- Task description:
Produce an exact copy of all the records.

- Data in this exercise:
#####

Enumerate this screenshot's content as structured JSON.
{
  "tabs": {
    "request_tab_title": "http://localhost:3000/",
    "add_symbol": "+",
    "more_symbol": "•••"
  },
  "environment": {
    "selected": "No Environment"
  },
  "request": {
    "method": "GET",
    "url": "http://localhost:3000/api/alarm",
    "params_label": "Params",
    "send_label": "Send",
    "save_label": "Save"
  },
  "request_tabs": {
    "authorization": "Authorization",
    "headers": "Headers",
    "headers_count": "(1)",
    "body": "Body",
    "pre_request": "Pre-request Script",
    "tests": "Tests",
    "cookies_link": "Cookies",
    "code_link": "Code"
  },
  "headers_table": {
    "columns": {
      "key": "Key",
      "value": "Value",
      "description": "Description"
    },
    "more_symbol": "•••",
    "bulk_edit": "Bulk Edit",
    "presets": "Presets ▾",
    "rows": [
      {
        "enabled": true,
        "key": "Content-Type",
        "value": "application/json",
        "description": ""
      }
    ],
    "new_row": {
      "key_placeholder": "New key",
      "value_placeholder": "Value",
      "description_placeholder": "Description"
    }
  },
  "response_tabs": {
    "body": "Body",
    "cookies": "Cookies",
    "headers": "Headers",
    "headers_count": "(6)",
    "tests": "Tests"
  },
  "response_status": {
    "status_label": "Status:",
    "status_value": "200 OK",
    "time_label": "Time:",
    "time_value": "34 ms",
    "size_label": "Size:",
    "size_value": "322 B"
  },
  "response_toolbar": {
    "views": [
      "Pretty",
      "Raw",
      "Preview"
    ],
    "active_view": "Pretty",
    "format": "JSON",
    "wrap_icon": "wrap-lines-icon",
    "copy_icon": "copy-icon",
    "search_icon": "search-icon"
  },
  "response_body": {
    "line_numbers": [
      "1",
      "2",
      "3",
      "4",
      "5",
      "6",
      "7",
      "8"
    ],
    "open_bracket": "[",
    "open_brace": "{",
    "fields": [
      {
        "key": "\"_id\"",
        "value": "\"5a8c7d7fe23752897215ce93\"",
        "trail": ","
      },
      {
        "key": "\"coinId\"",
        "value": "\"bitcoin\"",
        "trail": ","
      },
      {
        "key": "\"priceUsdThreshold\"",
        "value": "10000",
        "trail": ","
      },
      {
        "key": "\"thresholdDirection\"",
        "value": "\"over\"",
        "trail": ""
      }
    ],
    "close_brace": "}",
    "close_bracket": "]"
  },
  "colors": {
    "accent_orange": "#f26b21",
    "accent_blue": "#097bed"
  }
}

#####

- Output of the exercise:
Enumerate this screenshot's content as structured JSON.
{
  "tabs": {
    "request_tab_title": "http://localhost:3000/",
    "add_symbol": "+",
    "more_symbol": "•••"
  },
  "environment": {
    "selected": "No Environment"
  },
  "request": {
    "method": "GET",
    "url": "http://localhost:3000/api/alarm",
    "params_label": "Params",
    "send_label": "Send",
    "save_label": "Save"
  },
  "request_tabs": {
    "authorization": "Authorization",
    "headers": "Headers",
    "headers_count": "(1)",
    "body": "Body",
    "pre_request": "Pre-request Script",
    "tests": "Tests",
    "cookies_link": "Cookies",
    "code_link": "Code"
  },
  "headers_table": {
    "columns": {
      "key": "Key",
      "value": "Value",
      "description": "Description"
    },
    "more_symbol": "•••",
    "bulk_edit": "Bulk Edit",
    "presets": "Presets ▾",
    "rows": [
      {
        "enabled": true,
        "key": "Content-Type",
        "value": "application/json",
        "description": ""
      }
    ],
    "new_row": {
      "key_placeholder": "New key",
      "value_placeholder": "Value",
      "description_placeholder": "Description"
    }
  },
  "response_tabs": {
    "body": "Body",
    "cookies": "Cookies",
    "headers": "Headers",
    "headers_count": "(6)",
    "tests": "Tests"
  },
  "response_status": {
    "status_label": "Status:",
    "status_value": "200 OK",
    "time_label": "Time:",
    "time_value": "34 ms",
    "size_label": "Size:",
    "size_value": "322 B"
  },
  "response_toolbar": {
    "views": [
      "Pretty",
      "Raw",
      "Preview"
    ],
    "active_view": "Pretty",
    "format": "JSON",
    "wrap_icon": "wrap-lines-icon",
    "copy_icon": "copy-icon",
    "search_icon": "search-icon"
  },
  "response_body": {
    "line_numbers": [
      "1",
      "2",
      "3",
      "4",
      "5",
      "6",
      "7",
      "8"
    ],
    "open_bracket": "[",
    "open_brace": "{",
    "fields": [
      {
        "key": "\"_id\"",
        "value": "\"5a8c7d7fe23752897215ce93\"",
        "trail": ","
      },
      {
        "key": "\"coinId\"",
        "value": "\"bitcoin\"",
        "trail": ","
      },
      {
        "key": "\"priceUsdThreshold\"",
        "value": "10000",
        "trail": ","
      },
      {
        "key": "\"thresholdDirection\"",
        "value": "\"over\"",
        "trail": ""
      }
    ],
    "close_brace": "}",
    "close_bracket": "]"
  },
  "colors": {
    "accent_orange": "#f26b21",
    "accent_blue": "#097bed"
  }
}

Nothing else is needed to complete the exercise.